Friday, July 1, 2016

Famous Last Words: or I Want to Get Off My Ass

I Want To Get Off My Ass
When my mother was diagnosed with a rare cancer we traveled to Sloan Kettering for a second opinion.  Strings were pulled and favors called in just to get the appointment.  The prognosis was dismal and chemo, we were told, was useless.  But she went anyway.  She went for me.  I told her I didn't care what she decided to do as long as she did something. 

When the doctor arrived, mother explained that she had scheduled a cruise down the Rhine in June.  Without missing a beat, the doctor told her she might want to get her money back.  And so she did.  

It was not a good sign. 

Instead of traditional treatment, she opted to try a macrobiotic diet in an attempt to buy more time.  She drank wheatgrass juice.  She meditated.  She wrote affirmations on water bottles.  And there was prayer, lots and lots of prayer.  But when it was clear the end was near, she gave up raw food and proclaimed that she planned to go out bathed in hot fudge.

That’s exactly what she did.  My mother’s final meal was a slice of pizza and a hot fudge sundae, and her last words were, “I want to get off my ass.”  No deathbed poetry like you see in the movies.

Dying a Good Death

In elementary school a classmate told me I wouldn't go to heaven if I wasn't baptized.  This weighed heavily on my mind, so I woke mother in the middle of the night to find out for sure.  Mother said we would have our own baptism, which I assured her wouldn't count in the eyes of God.  She said that if John could baptize Jesus, she could baptize me; if I believed, then it would count. So with a blessing, she turned tap water into Holy water and I sealed my fate in heaven.  It was her faith that shepherded her toward death without fear.
In those final days she sent out an email to friends and family.  She said, "I love 95% of who I am, 95% of the time.  I am an observer, a dreamer, and a laid back humorist."  

It was a death we should all aspire to.  She died in the home she grew up in, overlooking the lake she swam in as a child.  There was music playing in the background and she was surrounded by the people she loved. 

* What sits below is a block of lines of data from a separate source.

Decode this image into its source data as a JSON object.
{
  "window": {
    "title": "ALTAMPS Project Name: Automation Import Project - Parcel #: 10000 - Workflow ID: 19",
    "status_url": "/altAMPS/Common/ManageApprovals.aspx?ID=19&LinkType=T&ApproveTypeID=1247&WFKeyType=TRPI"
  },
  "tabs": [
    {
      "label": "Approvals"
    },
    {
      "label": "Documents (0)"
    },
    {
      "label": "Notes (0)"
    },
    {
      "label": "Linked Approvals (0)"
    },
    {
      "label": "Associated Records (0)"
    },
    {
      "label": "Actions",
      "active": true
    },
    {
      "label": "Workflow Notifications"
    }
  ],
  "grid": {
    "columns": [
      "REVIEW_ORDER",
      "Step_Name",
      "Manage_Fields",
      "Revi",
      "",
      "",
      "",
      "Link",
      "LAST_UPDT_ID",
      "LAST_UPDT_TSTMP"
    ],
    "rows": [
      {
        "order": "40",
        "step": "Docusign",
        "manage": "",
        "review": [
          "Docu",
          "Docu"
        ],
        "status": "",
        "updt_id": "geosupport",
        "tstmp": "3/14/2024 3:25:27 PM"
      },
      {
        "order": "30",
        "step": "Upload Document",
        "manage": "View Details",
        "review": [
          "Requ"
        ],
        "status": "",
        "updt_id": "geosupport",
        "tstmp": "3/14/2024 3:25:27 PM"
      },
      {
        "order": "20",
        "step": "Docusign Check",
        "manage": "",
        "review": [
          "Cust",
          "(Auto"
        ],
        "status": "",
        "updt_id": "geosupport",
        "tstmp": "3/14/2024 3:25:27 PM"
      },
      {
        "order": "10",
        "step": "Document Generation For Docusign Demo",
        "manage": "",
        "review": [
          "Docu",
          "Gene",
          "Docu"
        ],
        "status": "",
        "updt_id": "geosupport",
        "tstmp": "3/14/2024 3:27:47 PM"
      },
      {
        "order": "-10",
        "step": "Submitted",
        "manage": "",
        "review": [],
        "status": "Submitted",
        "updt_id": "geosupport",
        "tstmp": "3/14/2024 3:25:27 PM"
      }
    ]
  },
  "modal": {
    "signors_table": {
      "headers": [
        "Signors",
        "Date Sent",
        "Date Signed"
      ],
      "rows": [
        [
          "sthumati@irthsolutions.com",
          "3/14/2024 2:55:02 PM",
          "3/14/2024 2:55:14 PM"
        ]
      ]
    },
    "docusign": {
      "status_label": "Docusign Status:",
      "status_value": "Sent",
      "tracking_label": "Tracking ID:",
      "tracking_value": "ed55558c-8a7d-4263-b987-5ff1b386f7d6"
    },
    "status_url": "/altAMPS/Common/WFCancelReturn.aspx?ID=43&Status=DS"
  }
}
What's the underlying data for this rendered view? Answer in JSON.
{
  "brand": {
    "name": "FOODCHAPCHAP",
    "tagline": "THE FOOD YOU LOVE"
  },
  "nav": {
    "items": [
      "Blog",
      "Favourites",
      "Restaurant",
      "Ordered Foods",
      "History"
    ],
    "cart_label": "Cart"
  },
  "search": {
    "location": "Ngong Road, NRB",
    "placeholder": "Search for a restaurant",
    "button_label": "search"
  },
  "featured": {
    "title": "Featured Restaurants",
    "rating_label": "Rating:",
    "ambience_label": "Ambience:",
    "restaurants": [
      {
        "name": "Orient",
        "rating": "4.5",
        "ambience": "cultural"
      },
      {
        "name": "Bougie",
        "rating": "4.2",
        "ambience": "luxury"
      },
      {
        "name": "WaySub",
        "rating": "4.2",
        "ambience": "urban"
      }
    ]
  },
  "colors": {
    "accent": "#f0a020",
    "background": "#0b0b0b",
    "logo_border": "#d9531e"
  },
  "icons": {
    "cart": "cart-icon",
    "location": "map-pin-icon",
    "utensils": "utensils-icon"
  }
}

Her final words kept me going in the days that followed.

Today marks the ten-year anniversary of her death.  There was a time when ten years without her seemed unimaginable.   

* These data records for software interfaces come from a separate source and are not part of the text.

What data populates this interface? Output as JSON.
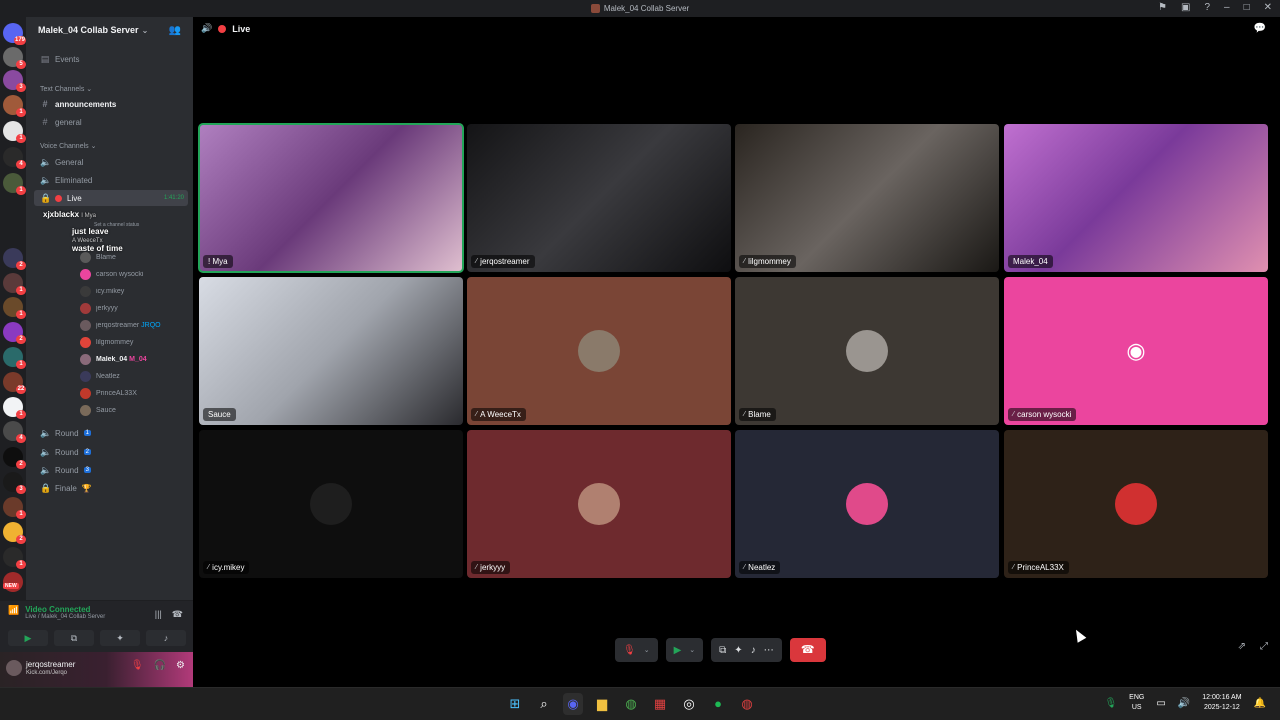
{
  "window": {
    "title": "Malek_04 Collab Server"
  },
  "server": {
    "name": "Malek_04 Collab Server"
  },
  "channels": {
    "events": "Events",
    "text_category": "Text Channels",
    "announcements": "announcements",
    "general_text": "general",
    "voice_category": "Voice Channels",
    "general_voice": "General",
    "eliminated": "Eliminated",
    "live": "Live",
    "live_timer": "1:41:20",
    "status_hint": "Set a channel status",
    "round1": "Round",
    "round2": "Round",
    "round3": "Round",
    "finale": "Finale"
  },
  "overlay_chat": [
    {
      "user": "xjxblackx",
      "message": "",
      "sub": "I Mya"
    },
    {
      "user": "",
      "message": "just leave",
      "sub": "A WeeceTx"
    },
    {
      "user": "",
      "message": "waste of time",
      "sub": ""
    }
  ],
  "voice_members": [
    {
      "name": "I Mya",
      "color": "#c97aa8"
    },
    {
      "name": "A WeeceTx",
      "color": "#8a5a40"
    },
    {
      "name": "Blame",
      "color": "#5a5a5a"
    },
    {
      "name": "carson wysocki",
      "color": "#eb459e"
    },
    {
      "name": "icy.mikey",
      "color": "#3a3a3a"
    },
    {
      "name": "jerkyyy",
      "color": "#a03a3a"
    },
    {
      "name": "jerqostreamer",
      "tag": "JRQO",
      "color": "#6a5a5e"
    },
    {
      "name": "lilgmommey",
      "color": "#e0443a"
    },
    {
      "name": "Malek_04",
      "tag": "M_04",
      "color": "#8a6a7a"
    },
    {
      "name": "Neatlez",
      "color": "#3a3a5a"
    },
    {
      "name": "PrinceAL33X",
      "color": "#c0392b"
    },
    {
      "name": "Sauce",
      "color": "#7a6a5a"
    }
  ],
  "voice_panel": {
    "status": "Video Connected",
    "channel": "Live / Malek_04 Collab Server"
  },
  "user": {
    "name": "jerqostreamer",
    "status": "Kick.com/Jerqo"
  },
  "call": {
    "channel": "Live"
  },
  "tiles": [
    {
      "name": "! Mya",
      "bg": "#7a4a8a",
      "video": true,
      "speaking": true
    },
    {
      "name": "jerqostreamer",
      "bg": "#2a2a2e",
      "video": true
    },
    {
      "name": "lilgmommey",
      "bg": "#3a3530",
      "video": true
    },
    {
      "name": "Malek_04",
      "bg": "#9a5ab0",
      "video": true
    },
    {
      "name": "Sauce",
      "bg": "#b8bcc4",
      "video": true
    },
    {
      "name": "A WeeceTx",
      "bg": "#7a4536",
      "avatar": "#8a7a6a"
    },
    {
      "name": "Blame",
      "bg": "#3d3833",
      "avatar": "#9a9590"
    },
    {
      "name": "carson wysocki",
      "bg": "#eb459e",
      "discord": true
    },
    {
      "name": "icy.mikey",
      "bg": "#0e0e0e",
      "avatar": "#1e1e1e"
    },
    {
      "name": "jerkyyy",
      "bg": "#6e2a2e",
      "avatar": "#b08070"
    },
    {
      "name": "Neatlez",
      "bg": "#252836",
      "avatar": "#e04a8a"
    },
    {
      "name": "PrinceAL33X",
      "bg": "#2e2218",
      "avatar": "#d03030"
    }
  ],
  "icons": {
    "mic_off": "microphone-muted-icon",
    "camera": "camera-icon",
    "screenshare": "screen-share-icon",
    "activities": "activities-icon",
    "soundboard": "soundboard-icon",
    "more": "more-icon",
    "hangup": "hang-up-icon"
  },
  "taskbar": {
    "lang": "ENG",
    "region": "US",
    "time": "12:00:16 AM",
    "date": "2025-12-12"
  },
  "rail_badges": [
    "179",
    "5",
    "3",
    "1",
    "1",
    "4",
    "1",
    "3",
    "8",
    "2",
    "1",
    "1",
    "2",
    "1",
    "1",
    "22",
    "1",
    "4",
    "2",
    "3",
    "1",
    "2",
    "1",
    "4",
    "1",
    "2",
    "3"
  ],
  "rail_new": "NEW",
  "colors": {
    "accent_green": "#23a559",
    "danger_red": "#da373c",
    "discord_pink": "#eb459e"
  }
}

A Year Bathed in Goodness

We all inevitably imagine who we will be at the various milestones in our lives.  I never imagined I’d be saying goodbye to my mom in days prior to turning 30.  And I’m certainly not where I thought I’d be at 40.  It’s not a bad place by any means; I just took an unexpected path.  I’ve realized that happiness often depends on the lens through which we view our lives.  We all have our own definition of success and I have found mine.  If we spend too much time thinking about how our lives don’t match up to the dreams of our younger selves, then we are bound to be disappointed.

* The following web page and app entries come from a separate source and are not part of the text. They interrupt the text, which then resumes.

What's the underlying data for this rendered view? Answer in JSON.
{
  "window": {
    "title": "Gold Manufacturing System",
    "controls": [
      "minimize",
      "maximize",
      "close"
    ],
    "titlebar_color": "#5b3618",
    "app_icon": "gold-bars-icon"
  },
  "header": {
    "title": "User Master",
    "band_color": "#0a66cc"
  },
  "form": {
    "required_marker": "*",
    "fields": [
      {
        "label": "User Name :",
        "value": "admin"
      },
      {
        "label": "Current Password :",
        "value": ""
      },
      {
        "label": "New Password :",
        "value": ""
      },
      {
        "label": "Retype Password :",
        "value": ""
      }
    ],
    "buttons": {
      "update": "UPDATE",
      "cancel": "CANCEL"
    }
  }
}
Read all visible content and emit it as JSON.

I always need a project.  If I don’t have something to focus on I end up dating inappropriate people.  I’ve learned from that mistake.  I suppose that's one of the perks of getting older.  So as 40 approaches I want to make the year count.  I want to spend the year bathed in goodness.  I want to get off my ass. 

Want to know more about the grieving process, but don't want anyone to tell you that your loved one is "in a better place"?   Visit What's Your Grief?


  1. I so enjoyed this. My friend Christine shared your project with me and it's wonderful. GOYA ,may not be the original Greek, but it's I'm pretty sure Jesus said it in Feed my Lambs . May you have the best year getting off your ass and doing good. I loved my 40th year! And I'm all about good lunches!!

    1. Thanks for taking the time to read my blog. I appreciate the support.

  2. In addition to moving me to tears on the train, you have given me something very useful:

    "I’ve realized that happiness often depends on the lens through which we view our lives."

    Succinct, and spot-on. Thank you--